Three cups of coffee a day clears out the arteries and protects against heart disease, reveals study

Drinking three cups of coffee a day could help clear out your arteries, according to a new study.

The scientists found that people who drank more coffee each day had less 'calcified' arteries - meaning fewer calcium deposits on the aortic valve in their hearts, according to Daily Mail. 

'In our research, we found that habitual consumption of more than three cups a day of coffee decreased odds of coronary calcification', the study author, Andreia Miranda, said. 

Having more than three cups a day was found to most effective - although, the researchers warn, much more than that might be unhealthy.

 However, they are not sure what in coffee boosts heart health - it may be caffeine, or any of the previously established antioxidant properties of the popular drink.

What did they do? 

To conduct their study, they took dietary information and Coronary Artery Calcium (CAC) readings from more than 4,400 study participants.

Almost all drank caffeinated coffee: around 56 per cent said that they drank coffee at least twice a day, while around 12 per cent said they did so more than three times a day.

Furthermore, around 10 per cent had very high CAC readings, which indicates the level of calcium deposits in their arteries.

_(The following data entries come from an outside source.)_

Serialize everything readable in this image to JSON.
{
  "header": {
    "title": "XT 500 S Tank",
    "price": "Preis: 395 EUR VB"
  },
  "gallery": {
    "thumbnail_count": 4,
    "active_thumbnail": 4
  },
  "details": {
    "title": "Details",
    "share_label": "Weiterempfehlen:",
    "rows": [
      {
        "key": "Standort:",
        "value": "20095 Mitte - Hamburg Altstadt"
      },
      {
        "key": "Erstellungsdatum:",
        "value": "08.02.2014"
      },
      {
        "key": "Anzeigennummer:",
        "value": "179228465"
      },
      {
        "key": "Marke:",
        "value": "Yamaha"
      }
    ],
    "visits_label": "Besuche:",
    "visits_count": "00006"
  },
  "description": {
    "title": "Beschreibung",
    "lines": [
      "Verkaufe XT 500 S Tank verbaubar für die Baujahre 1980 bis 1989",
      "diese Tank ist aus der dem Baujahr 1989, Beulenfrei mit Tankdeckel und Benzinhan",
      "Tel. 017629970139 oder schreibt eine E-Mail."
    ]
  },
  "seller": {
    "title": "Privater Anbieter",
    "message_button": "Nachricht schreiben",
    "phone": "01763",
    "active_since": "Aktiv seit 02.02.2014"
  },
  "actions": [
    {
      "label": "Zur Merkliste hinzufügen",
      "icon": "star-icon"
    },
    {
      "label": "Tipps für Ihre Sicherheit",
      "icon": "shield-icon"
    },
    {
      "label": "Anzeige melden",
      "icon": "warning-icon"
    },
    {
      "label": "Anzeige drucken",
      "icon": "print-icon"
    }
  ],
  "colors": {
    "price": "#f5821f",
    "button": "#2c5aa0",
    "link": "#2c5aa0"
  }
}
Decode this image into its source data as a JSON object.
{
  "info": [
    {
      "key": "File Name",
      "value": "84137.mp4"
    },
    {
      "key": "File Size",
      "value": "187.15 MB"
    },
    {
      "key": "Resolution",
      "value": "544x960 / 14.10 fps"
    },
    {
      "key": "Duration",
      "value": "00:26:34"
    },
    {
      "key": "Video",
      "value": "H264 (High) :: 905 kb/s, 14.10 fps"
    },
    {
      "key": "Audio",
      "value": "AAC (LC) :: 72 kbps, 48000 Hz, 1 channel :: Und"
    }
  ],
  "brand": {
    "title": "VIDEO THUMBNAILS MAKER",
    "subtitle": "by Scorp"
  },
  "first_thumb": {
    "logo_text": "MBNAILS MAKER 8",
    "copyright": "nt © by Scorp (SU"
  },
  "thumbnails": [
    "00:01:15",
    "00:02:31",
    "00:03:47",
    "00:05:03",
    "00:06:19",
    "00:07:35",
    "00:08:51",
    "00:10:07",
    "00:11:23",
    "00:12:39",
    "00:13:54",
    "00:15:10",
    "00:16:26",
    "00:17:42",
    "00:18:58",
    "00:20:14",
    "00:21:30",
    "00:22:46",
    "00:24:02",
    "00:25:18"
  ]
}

The researchers found that higher CAC scores related inversely with amount of coffee participants had had, meaning those who drank larger amounts of coffee had a lower CAC reading. 

And those who drank more than three cups a day tended to have the best scores.

That's not to say drinking more and more coffee would continue to reduce coronary calcification.

'We have not tested the limit of cups of coffee for which there was a protection,' Ms Miranda said. 

'Other studies have already shown that excessive consumption of this beverage may not bring health benefits.'

They also don't know yet what it is in coffee that could be having this effect.

'Coffee is a complex mixture of minerals and various components,' she said.  

Previous research from the same team found that coffee shows some possible benefits in reducing the risk factors of heart disease. For example, keeping blood pressure and homocysteine (an amino acid from red meats) at healthy levels. 

What else is coffee good for? 

Scientists believe the antioxidant plant compounds in coffee may be responsible for some of the benefits.

For example, decaffeinated coffee has a similar impact to the standard version suggesting the caffeine is not responsible for health benefits. 

A research team, reviewed all the available evidence on coffee consumption, combining the findings of 201 published studies.

'Roasted coffee is a complex mixture of over 1,000 bioactive compounds, some with potentially therapeutic antioxidant, anti-inflammatory, antifibrotic, or anticancer effects,' they said.

They found it had a major impact on heart problems, cutting the risk of developing cardiovascular disease by 15 per cent and slashing the chance of a cardiovascular death by 19 per cent.

It also cuts the risk of liver cancer by 34 per cent and bowel cancer by 17 per cent – but actually seems to increase the risk of leukaemia, lymphoma and lung cancer.

Coffee drinkers have a 36 per cent lower chance of developing Parkinson's disease and a 27 per cent lower risk of Alzheimer's, they found.